Raytheon’s Air & Missile Defense Radar tracks simultaneous missile targets for the first time
Raytheon‘s AN/SPY-6(V) Air and Missile Defense Radar acquired and tracked multiple threat-representative targets simultaneously during its third dedicated flight test at the US Navy’s Pacific Missile Range Facility, Kauai, Hawaii.
The Air and Missile Defense Radar (AN/SPY-6[V]) is the US Navy’s next generation integrated air and missile defence radar, .advancing through development and on track for the DDG-51 FLIGHT III destroyer.
Test success proved AN/SPY-6(V) integrated air and missile defence performance against a short-range ballistic missile target and multiple anti-ship cruise missile targets. The radar searched for, detected and tracked all targets from launch throughout their flights. The test demonstrated the radar’s sensitivity and resource management, a critical multi-mission capability to extend the battlespace and safeguard the fleet from multiple threats.
“The speed, range, trajectory and complexity of multiple targets proved no match for AN/SPY-6 – it acquired and tracked them all,” said Raytheon’s Tad Dickenson, AN/SPY-6(V) Program Director. “It was truly gratifying for our government-Raytheon team to see the culmination of our engineering efforts in action, and achieve our third straight success.”

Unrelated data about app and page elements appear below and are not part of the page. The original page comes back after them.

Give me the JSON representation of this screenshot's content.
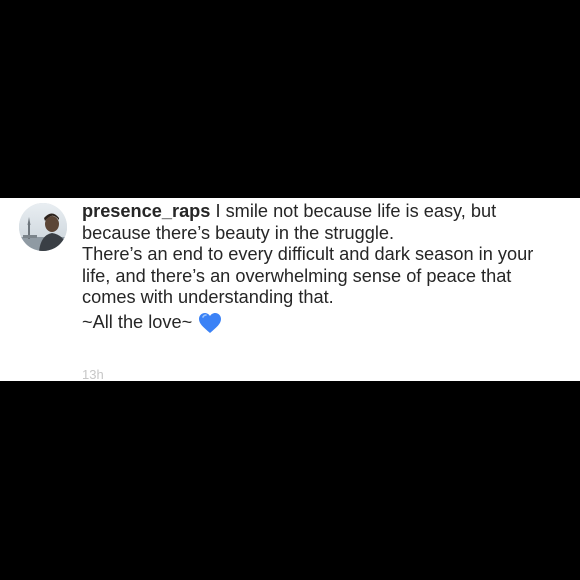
{
  "comment": {
    "username": "presence_raps",
    "text": "I smile not because life is easy, but because there’s beauty in the struggle.\nThere’s an end to every difficult and dark season in your life, and there’s an overwhelming sense of peace that comes with understanding that.",
    "signoff": "~All the love~",
    "emoji": "blue-heart-icon",
    "timestamp": "13h"
  },
  "colors": {
    "background": "#000000",
    "card": "#ffffff",
    "text": "#262626",
    "timestamp": "#c7c7c7",
    "heart": "#3b82f6"
  }
}
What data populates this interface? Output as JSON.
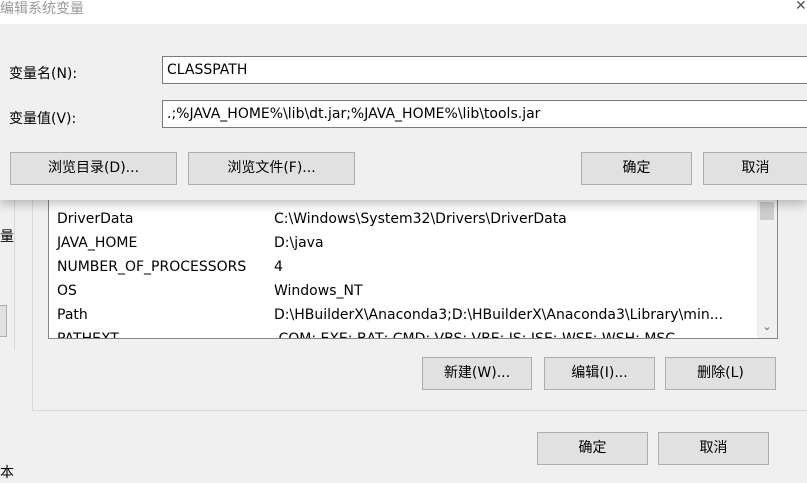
{
  "dialog": {
    "title": "编辑系统变量",
    "name_label": "变量名(N):",
    "name_value": "CLASSPATH",
    "value_label": "变量值(V):",
    "value_value": ".;%JAVA_HOME%\\lib\\dt.jar;%JAVA_HOME%\\lib\\tools.jar",
    "browse_dir": "浏览目录(D)...",
    "browse_file": "浏览文件(F)...",
    "ok": "确定",
    "cancel": "取消"
  },
  "background": {
    "left_label": "量",
    "left_bottom": "本",
    "system_vars": [
      {
        "name": "DriverData",
        "value": "C:\\Windows\\System32\\Drivers\\DriverData"
      },
      {
        "name": "JAVA_HOME",
        "value": "D:\\java"
      },
      {
        "name": "NUMBER_OF_PROCESSORS",
        "value": "4"
      },
      {
        "name": "OS",
        "value": "Windows_NT"
      },
      {
        "name": "Path",
        "value": "D:\\HBuilderX\\Anaconda3;D:\\HBuilderX\\Anaconda3\\Library\\min..."
      },
      {
        "name": "PATHEXT",
        "value": ".COM;.EXE;.BAT;.CMD;.VBS;.VBE;.JS;.JSE;.WSF;.WSH;.MSC"
      }
    ],
    "new_button": "新建(W)...",
    "edit_button": "编辑(I)...",
    "delete_button": "删除(L)",
    "ok": "确定",
    "cancel": "取消"
  }
}
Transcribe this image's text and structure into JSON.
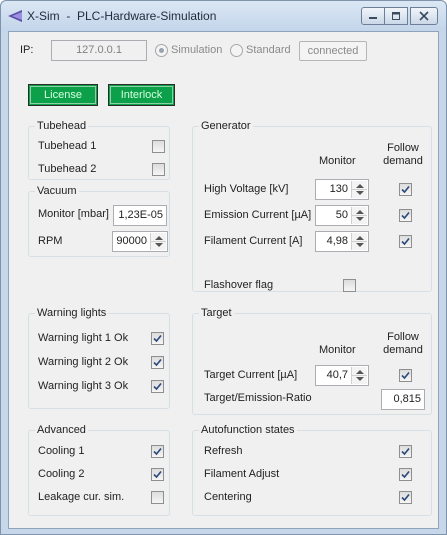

“This radar was specifically designed to handle ballistic missiles and cruise missiles simultaneously and it’s doing just that,” US Navy Cpt. Seiko Okano, Major Program Manager for Above Water Sensors, Program Executive Office Integrated Warfare Systems, continued. “AMDR is successfully demonstrating performance in a series of increasingly difficult test events and is on track to deliver advanced capability to the navy’s first FLIGHT III Destroyer.”
Successes for AN/SPY-6 continue to stack up, following its second ballistic missile test flight in July. The radar has now demonstrated its performance against an array of singular and simultaneous live targets of increasing complexity, including integrated air and missile defence targets of opportunity, satellites and aircraft.
Thanks to gallium-nitride-based technology, the new radar is many times more capable than the current AN/SPY-1 that is installed on the current generation of ARLEIGH BURKE–class destroyers and TICONDEROGA-class missile cruisers. Indeed, compared to the SPY-1D(V) on the current DDG-51 ships, the SPY-6(V) can spot a target of half the size at twice the distance of the existing radar. The system is, “over 30 times more sensitive than AN/SPY-1D(V) in the Flight III configuration,” according to Raytheon.
The system is completely digital and software programmable, based on commercial computer hardware, which means that the SPY-6(V) can easily be adapted for the future. The SPY-6 (V) is capable of, “adaptive digital beamforming and radar signal/data processing functionality provides exceptional capability in adverse conditions, such as high-clutter and jamming environments,” according to Raytheon. “It is also reprogrammable to adapt to new missions or emerging threats.”